Speaking to a group of 500 young leaders in London today, President Obama was asked which social activist campaigns had changed his mind while in office.
Answering the question, Obama spoke to his "evolution" on marriage equality (text via Towleroad):
“In the United States what has been remarkable is the rapidity with which the marriage equality movement changed the political landscape and hearts and minds and resulted in actual changes in law. It’s probably been the fastest set of changes that, in terms of the social movement, that I’ve seen. On issues of LGBT rights generally I didnt need a lot of pressure. I came in working on ending a policy called Don’t Ask, Don’t Tell that was preventing LGBT citizens from serving in our military openly. We did that very systematically. Policies in terms of those who had HIV AIDS being able to emigrate to our country, hospital visitations, there were a whole host of things that we were already doing.
“But on marriage equality I was in favor of what’s called civil unions. My notion was initially that labeling those partnerships as marriage wasn’t necessary as long as people were getting the same rights and it would disentangle them from some of the religious connotations that marriage had in the minds of a lot of Americans.
“And that’s where I think…I have to confess that my children generally had an impact on me. People I loved who were in monogamous same-sex relationships explained to me what I should have understood earlier. Which is it was not simply about legal rights but about a sense of stigma – that if you’re calling it something different it means less in the eyes of society.
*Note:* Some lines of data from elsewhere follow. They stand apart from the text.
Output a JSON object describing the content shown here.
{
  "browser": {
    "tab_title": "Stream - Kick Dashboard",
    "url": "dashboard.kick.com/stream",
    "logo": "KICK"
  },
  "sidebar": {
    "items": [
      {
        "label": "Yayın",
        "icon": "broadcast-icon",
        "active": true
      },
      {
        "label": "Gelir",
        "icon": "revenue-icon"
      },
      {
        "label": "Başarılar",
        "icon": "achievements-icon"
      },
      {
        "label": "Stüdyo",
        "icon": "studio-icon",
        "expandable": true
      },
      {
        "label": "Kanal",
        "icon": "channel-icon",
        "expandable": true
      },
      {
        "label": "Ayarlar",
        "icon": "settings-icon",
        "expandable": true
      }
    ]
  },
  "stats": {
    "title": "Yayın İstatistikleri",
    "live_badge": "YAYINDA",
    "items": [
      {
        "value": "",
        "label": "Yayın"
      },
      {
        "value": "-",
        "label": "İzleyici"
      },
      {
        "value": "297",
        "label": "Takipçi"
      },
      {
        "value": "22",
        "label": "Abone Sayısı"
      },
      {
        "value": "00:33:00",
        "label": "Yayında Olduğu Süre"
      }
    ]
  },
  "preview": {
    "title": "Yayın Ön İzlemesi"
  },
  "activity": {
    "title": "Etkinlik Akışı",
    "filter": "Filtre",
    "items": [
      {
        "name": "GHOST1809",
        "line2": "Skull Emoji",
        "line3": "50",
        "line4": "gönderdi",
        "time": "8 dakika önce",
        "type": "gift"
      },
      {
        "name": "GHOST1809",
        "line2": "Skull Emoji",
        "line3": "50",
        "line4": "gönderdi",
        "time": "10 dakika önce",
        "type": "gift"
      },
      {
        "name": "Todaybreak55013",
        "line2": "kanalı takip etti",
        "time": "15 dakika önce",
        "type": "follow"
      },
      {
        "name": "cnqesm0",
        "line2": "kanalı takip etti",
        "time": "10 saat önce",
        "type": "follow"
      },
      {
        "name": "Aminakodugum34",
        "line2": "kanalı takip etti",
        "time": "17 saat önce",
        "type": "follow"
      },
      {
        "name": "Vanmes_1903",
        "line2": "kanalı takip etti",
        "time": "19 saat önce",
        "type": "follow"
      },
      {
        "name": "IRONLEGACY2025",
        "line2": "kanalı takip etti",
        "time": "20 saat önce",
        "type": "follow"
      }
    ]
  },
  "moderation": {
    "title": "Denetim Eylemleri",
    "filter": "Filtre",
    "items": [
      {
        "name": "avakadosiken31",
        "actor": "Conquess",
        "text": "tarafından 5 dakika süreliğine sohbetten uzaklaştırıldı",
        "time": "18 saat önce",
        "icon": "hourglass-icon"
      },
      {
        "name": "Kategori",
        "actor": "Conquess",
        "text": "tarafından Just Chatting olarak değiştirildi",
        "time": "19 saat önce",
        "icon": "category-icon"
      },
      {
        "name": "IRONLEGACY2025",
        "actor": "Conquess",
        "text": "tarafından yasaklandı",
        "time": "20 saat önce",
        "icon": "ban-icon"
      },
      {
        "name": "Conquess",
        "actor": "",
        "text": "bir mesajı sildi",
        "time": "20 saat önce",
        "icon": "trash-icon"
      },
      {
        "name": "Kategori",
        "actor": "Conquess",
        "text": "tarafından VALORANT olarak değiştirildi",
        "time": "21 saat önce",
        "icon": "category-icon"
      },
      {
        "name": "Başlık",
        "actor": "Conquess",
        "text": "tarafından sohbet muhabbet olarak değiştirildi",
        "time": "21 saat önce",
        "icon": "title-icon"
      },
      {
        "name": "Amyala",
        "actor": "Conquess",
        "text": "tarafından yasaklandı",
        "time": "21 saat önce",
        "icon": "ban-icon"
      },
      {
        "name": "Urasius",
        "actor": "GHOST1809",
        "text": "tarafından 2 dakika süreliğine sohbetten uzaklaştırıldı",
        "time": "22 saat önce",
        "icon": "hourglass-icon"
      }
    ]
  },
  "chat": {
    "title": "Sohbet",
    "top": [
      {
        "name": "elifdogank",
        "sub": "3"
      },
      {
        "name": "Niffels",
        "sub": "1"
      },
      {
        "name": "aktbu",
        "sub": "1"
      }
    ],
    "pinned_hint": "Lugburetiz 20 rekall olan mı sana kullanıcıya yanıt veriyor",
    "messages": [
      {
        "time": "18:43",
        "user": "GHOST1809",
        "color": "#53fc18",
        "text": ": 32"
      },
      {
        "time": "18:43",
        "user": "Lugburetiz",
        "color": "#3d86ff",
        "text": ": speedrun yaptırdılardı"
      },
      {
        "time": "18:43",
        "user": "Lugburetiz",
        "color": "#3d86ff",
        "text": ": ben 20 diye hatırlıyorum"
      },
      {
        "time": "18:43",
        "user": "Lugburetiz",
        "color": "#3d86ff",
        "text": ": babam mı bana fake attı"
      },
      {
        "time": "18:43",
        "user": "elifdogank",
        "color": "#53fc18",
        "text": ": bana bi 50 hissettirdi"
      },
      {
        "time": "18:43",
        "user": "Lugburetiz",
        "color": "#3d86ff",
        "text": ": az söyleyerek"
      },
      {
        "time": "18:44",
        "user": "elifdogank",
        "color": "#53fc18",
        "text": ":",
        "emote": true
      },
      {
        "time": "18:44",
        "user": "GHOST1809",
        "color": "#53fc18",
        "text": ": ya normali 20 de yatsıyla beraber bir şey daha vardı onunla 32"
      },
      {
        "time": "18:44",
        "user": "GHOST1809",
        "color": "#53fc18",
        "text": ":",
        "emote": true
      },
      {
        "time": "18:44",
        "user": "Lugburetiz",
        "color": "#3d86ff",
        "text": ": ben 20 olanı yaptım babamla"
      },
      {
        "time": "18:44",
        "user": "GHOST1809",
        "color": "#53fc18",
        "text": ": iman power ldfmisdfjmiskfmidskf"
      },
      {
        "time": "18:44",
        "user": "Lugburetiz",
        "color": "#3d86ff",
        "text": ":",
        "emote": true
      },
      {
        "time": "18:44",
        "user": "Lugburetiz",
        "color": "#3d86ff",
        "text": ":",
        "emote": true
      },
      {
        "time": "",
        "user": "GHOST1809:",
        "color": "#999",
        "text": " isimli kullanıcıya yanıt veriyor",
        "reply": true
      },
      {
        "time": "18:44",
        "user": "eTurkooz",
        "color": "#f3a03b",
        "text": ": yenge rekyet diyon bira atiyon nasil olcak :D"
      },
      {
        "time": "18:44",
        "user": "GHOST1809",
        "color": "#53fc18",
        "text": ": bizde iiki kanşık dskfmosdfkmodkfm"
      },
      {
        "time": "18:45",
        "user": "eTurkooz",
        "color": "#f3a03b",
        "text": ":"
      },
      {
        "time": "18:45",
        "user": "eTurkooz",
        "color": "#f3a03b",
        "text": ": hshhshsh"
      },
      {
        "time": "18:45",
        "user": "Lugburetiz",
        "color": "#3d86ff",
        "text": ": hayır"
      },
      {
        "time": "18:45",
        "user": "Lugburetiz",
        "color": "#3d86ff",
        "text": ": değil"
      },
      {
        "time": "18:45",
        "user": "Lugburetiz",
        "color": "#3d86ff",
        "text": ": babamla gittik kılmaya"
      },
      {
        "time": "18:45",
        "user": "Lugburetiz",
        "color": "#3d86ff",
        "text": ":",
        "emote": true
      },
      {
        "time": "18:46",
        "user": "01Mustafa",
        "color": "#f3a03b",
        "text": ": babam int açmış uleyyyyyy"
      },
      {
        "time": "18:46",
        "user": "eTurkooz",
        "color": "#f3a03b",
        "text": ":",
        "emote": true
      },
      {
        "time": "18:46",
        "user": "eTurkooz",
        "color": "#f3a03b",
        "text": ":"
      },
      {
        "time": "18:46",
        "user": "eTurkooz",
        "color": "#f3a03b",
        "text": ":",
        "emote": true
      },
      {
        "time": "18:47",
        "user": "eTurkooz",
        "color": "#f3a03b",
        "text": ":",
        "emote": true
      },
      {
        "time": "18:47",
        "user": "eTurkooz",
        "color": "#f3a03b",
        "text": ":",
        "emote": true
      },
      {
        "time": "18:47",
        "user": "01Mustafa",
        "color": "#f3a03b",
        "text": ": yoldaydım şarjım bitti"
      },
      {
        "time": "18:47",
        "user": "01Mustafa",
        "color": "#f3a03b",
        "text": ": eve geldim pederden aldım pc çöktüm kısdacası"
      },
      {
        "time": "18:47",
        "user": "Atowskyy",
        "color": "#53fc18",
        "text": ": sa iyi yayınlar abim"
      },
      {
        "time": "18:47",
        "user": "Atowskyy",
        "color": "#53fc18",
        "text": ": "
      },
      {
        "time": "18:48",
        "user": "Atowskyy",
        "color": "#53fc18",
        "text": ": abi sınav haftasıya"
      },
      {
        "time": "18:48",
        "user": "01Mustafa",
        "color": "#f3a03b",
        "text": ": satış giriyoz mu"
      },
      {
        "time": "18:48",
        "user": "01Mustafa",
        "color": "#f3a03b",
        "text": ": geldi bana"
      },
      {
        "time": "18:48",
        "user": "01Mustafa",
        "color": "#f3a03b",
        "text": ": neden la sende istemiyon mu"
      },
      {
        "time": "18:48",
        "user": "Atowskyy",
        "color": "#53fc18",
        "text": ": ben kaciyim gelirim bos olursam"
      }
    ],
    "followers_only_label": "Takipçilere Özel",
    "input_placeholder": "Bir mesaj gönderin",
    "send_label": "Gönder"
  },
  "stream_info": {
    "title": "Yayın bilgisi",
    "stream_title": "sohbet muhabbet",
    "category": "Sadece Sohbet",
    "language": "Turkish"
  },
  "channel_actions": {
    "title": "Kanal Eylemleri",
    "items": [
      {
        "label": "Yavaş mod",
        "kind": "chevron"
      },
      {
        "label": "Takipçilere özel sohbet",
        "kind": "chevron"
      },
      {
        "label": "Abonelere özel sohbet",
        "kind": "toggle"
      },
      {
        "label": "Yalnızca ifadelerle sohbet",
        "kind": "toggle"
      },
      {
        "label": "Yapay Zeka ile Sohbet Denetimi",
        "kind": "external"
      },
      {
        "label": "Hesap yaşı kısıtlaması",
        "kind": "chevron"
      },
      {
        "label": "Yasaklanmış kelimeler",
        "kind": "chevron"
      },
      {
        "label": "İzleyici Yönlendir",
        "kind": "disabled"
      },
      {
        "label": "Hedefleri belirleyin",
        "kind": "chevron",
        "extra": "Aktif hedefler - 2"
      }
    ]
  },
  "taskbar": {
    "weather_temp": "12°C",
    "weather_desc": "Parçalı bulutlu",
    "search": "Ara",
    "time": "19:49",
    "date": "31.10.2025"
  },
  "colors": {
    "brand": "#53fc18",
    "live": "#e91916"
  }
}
I believe that the manner in which the LGBT community described marriage equality as not some radical thing but actually reached out to people who said they care about family values and said ‘if you care about everything that families provide – stability and commitment and partnership – then this is actually a pretty conservative position to take, that you should be in favor of this.’ I thought there was a lot of smarts in reaching out and building and framing the issue in a way that could bring in people who initially didn’t agree with them.”